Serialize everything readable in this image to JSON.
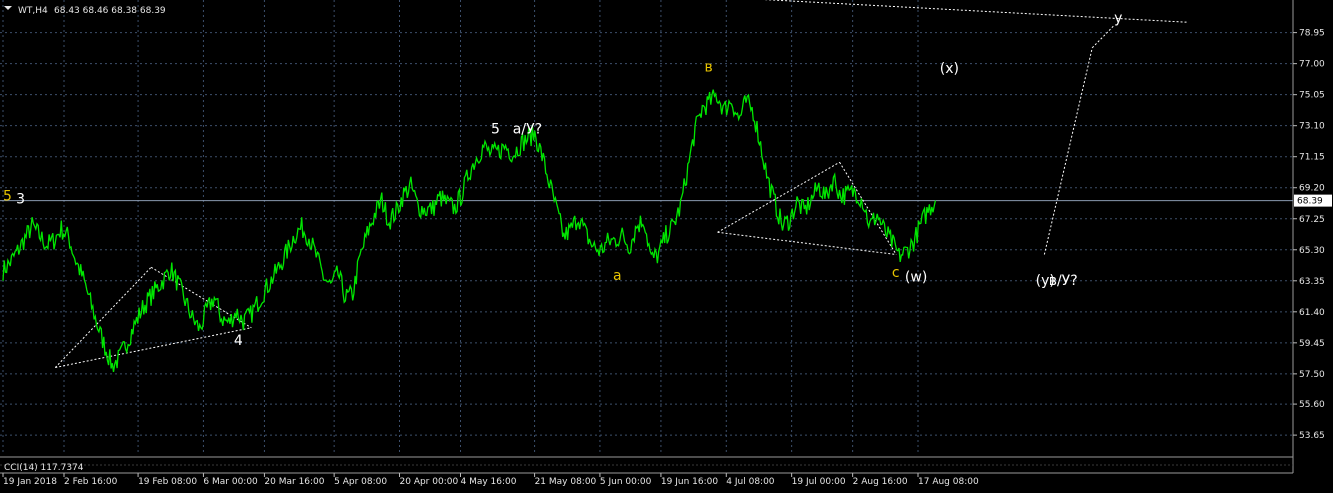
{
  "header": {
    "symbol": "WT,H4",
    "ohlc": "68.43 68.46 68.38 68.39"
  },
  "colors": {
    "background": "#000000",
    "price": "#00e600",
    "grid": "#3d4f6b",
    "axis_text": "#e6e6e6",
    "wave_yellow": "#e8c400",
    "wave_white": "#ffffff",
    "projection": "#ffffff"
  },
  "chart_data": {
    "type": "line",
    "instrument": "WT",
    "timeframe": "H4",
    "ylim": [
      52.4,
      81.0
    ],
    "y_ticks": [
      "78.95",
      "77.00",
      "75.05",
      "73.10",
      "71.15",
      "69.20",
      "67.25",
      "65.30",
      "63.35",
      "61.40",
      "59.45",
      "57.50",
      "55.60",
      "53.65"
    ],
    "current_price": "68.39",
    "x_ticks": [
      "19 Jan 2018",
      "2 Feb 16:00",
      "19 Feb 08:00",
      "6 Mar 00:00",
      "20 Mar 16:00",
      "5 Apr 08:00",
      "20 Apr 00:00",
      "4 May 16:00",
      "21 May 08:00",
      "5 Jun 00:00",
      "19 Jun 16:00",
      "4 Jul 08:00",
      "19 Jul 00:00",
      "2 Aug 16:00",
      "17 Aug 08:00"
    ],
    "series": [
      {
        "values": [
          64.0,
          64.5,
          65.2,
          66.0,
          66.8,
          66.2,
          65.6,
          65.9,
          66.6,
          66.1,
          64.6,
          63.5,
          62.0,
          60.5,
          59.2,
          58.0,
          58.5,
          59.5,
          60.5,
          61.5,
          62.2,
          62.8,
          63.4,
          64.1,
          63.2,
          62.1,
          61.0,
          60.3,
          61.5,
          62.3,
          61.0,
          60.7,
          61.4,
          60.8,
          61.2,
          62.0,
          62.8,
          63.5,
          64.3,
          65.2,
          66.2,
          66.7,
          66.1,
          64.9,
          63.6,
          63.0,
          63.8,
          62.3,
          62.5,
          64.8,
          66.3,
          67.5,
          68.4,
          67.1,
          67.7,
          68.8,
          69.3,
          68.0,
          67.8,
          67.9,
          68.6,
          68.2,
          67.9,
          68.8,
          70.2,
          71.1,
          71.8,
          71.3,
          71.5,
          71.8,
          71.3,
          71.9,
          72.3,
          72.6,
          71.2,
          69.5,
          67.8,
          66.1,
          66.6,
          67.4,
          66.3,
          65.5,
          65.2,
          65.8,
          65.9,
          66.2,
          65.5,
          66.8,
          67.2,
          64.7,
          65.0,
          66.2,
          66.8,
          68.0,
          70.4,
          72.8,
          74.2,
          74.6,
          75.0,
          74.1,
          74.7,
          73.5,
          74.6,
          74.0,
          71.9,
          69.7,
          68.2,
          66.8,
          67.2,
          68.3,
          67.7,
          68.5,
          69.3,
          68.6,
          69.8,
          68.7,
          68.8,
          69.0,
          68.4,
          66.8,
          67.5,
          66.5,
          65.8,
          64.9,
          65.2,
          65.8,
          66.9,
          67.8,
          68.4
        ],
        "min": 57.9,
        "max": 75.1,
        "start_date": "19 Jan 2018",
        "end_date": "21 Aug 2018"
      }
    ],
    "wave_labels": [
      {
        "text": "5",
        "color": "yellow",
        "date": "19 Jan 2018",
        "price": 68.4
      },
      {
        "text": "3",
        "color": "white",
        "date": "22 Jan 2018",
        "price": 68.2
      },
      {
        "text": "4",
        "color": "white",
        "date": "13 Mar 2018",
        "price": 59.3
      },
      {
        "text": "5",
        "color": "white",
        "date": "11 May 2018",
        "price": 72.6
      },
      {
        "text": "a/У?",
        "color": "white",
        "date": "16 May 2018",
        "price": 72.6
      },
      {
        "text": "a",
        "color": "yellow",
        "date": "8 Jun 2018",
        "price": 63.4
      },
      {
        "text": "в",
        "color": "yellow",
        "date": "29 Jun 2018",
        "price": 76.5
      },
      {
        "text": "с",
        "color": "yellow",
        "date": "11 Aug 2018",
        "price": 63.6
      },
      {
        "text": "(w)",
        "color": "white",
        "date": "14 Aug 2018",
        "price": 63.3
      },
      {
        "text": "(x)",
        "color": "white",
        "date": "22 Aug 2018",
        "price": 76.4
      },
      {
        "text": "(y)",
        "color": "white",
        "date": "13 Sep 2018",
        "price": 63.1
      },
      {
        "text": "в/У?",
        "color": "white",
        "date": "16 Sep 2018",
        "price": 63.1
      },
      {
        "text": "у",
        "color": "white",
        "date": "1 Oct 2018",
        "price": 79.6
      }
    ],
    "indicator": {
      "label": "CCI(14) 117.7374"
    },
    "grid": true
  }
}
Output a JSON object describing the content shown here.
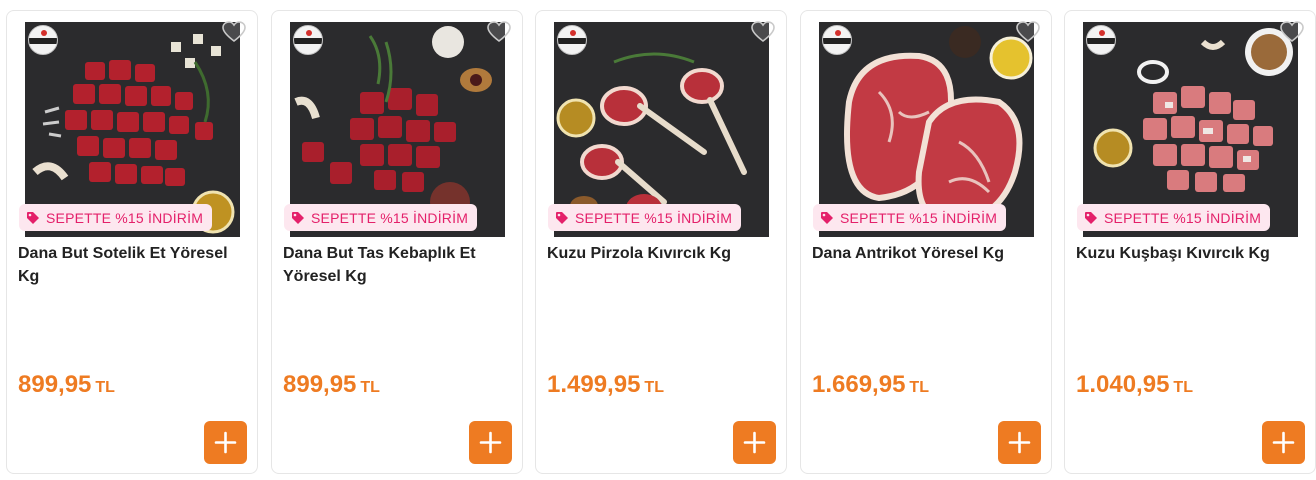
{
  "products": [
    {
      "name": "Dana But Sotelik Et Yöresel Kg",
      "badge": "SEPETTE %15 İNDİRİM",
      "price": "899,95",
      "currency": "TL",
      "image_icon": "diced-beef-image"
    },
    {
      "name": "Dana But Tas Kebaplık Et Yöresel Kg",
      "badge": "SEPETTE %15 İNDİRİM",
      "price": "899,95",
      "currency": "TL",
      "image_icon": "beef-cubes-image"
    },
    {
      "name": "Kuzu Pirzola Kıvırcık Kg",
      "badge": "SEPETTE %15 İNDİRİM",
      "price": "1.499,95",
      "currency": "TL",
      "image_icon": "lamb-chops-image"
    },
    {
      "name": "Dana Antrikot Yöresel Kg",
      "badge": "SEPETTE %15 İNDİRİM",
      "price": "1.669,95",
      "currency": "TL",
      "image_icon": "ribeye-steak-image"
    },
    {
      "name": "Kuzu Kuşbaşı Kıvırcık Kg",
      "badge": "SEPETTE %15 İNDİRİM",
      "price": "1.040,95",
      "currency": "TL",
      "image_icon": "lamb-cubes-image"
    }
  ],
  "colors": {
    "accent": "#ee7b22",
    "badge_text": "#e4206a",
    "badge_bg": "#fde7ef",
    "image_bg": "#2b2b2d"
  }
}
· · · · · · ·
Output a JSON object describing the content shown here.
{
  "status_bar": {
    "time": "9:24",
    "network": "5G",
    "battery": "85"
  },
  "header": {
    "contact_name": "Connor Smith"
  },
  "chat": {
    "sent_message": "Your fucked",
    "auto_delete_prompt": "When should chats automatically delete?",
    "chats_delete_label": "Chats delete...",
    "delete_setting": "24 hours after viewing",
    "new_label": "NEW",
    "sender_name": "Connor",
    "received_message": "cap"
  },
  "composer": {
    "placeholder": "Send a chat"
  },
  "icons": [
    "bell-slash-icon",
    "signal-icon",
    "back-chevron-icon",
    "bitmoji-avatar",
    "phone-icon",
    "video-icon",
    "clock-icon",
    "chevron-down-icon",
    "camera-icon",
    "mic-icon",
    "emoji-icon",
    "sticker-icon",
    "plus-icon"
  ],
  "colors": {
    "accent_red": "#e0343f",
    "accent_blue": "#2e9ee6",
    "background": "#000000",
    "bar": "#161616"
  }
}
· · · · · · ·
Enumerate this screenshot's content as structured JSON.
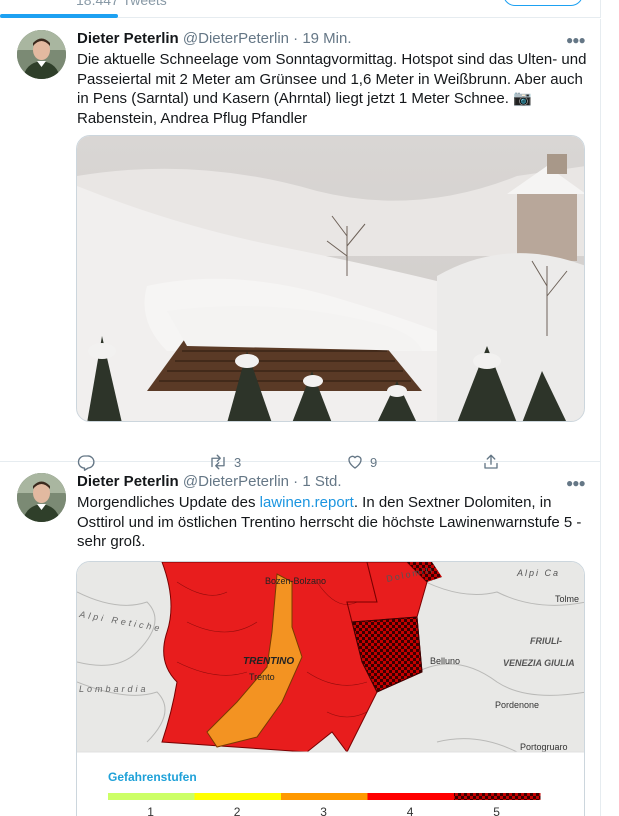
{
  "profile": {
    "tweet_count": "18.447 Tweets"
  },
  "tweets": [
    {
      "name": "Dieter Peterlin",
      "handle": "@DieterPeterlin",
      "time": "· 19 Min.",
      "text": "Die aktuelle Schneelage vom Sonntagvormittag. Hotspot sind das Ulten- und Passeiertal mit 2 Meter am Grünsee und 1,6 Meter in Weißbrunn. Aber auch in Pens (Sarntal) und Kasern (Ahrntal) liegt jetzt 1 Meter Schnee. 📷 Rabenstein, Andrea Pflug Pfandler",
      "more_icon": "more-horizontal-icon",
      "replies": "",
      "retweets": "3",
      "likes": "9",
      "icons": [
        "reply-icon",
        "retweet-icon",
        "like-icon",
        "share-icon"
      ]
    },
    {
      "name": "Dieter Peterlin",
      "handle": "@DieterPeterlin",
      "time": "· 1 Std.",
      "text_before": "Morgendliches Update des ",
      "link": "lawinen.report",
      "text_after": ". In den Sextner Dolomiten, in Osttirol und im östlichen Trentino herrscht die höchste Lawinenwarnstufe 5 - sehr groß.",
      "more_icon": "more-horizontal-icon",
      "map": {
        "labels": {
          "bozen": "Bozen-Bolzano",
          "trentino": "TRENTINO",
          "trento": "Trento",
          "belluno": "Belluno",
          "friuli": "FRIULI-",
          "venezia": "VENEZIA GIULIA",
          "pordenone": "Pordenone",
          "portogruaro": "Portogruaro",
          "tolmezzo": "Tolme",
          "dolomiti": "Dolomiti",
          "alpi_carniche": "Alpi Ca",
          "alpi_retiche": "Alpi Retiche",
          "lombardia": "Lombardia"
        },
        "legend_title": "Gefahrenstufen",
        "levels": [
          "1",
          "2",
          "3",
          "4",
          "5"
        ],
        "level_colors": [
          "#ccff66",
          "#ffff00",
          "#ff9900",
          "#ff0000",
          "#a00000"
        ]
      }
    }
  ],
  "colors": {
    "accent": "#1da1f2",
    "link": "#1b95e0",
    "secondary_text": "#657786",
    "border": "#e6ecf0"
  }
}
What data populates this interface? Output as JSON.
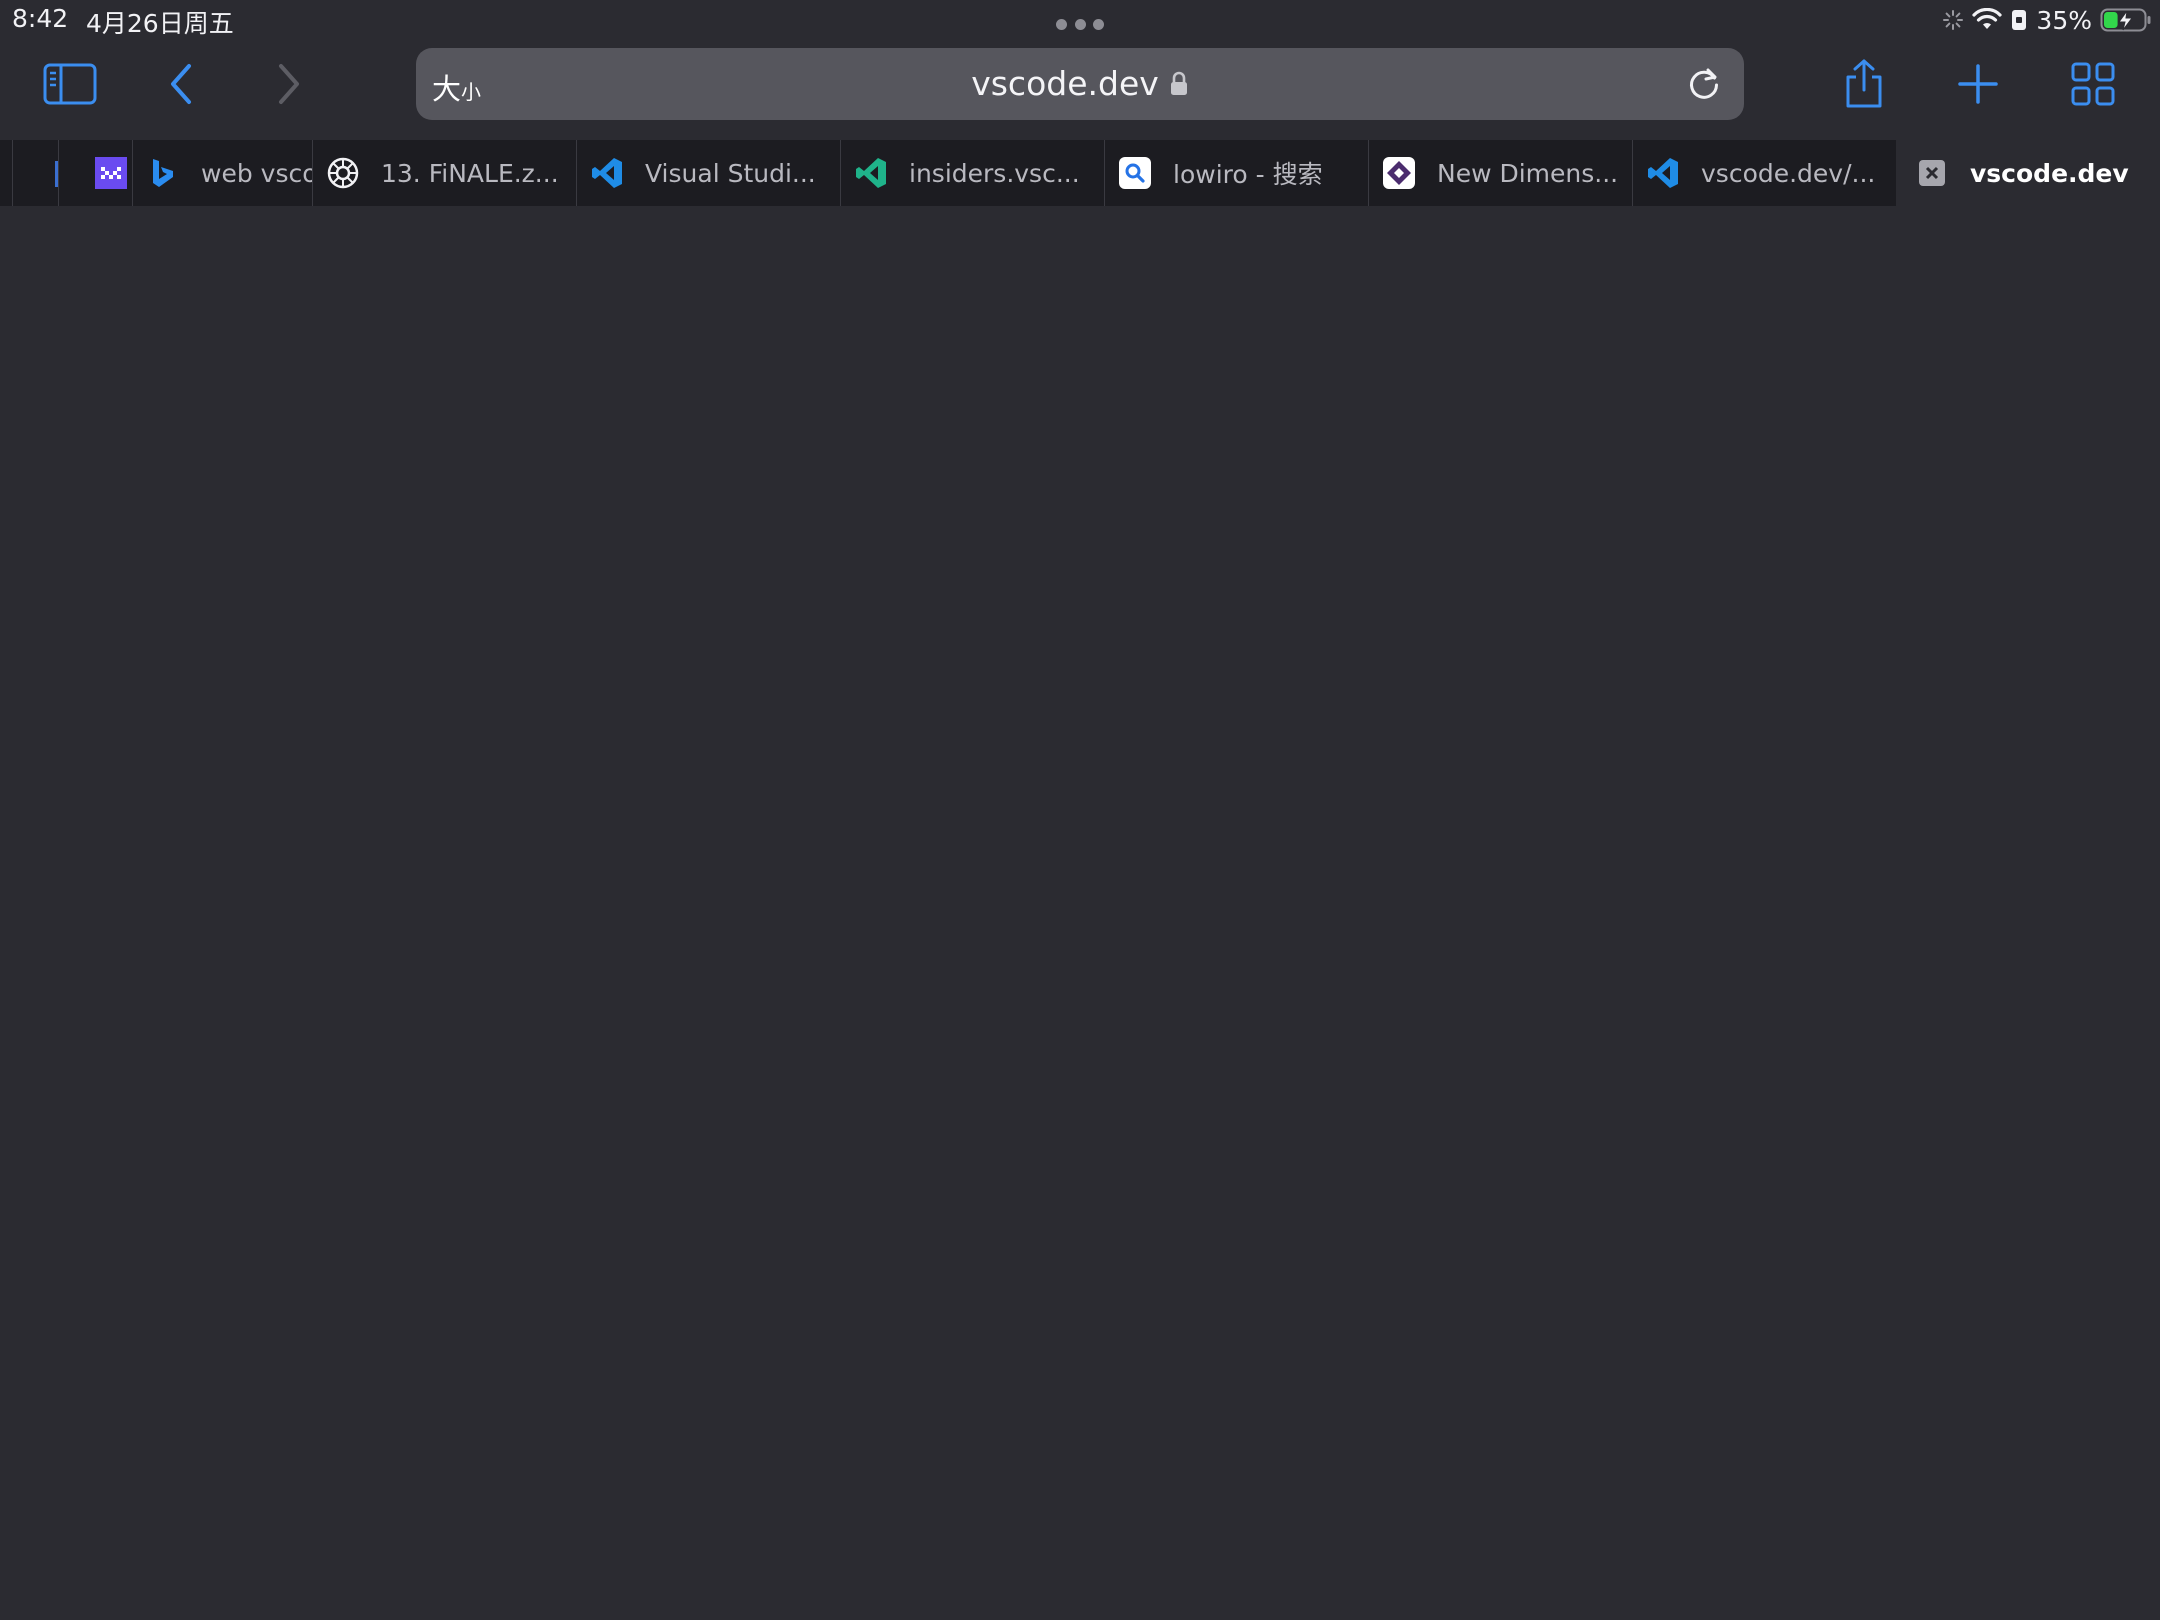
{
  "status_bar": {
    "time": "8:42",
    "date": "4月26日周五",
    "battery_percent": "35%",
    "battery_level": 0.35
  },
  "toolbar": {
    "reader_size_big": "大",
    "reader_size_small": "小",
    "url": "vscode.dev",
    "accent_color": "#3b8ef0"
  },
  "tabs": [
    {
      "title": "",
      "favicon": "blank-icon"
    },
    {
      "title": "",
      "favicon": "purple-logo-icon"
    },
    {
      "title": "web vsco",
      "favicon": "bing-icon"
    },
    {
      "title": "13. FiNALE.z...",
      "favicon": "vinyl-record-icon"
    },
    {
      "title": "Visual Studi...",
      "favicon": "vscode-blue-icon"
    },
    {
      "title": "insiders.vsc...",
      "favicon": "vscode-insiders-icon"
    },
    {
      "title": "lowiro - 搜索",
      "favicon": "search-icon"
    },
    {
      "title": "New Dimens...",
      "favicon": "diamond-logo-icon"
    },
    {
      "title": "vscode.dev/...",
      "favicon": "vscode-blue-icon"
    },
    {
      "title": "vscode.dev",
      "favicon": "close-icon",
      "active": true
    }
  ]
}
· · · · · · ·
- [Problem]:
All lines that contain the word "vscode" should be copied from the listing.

- [Expected answer]:
    "url": "vscode.dev",
      "favicon": "vscode-blue-icon"
      "favicon": "vscode-insiders-icon"
      "title": "vscode.dev/...",
      "favicon": "vscode-blue-icon"
      "title": "vscode.dev",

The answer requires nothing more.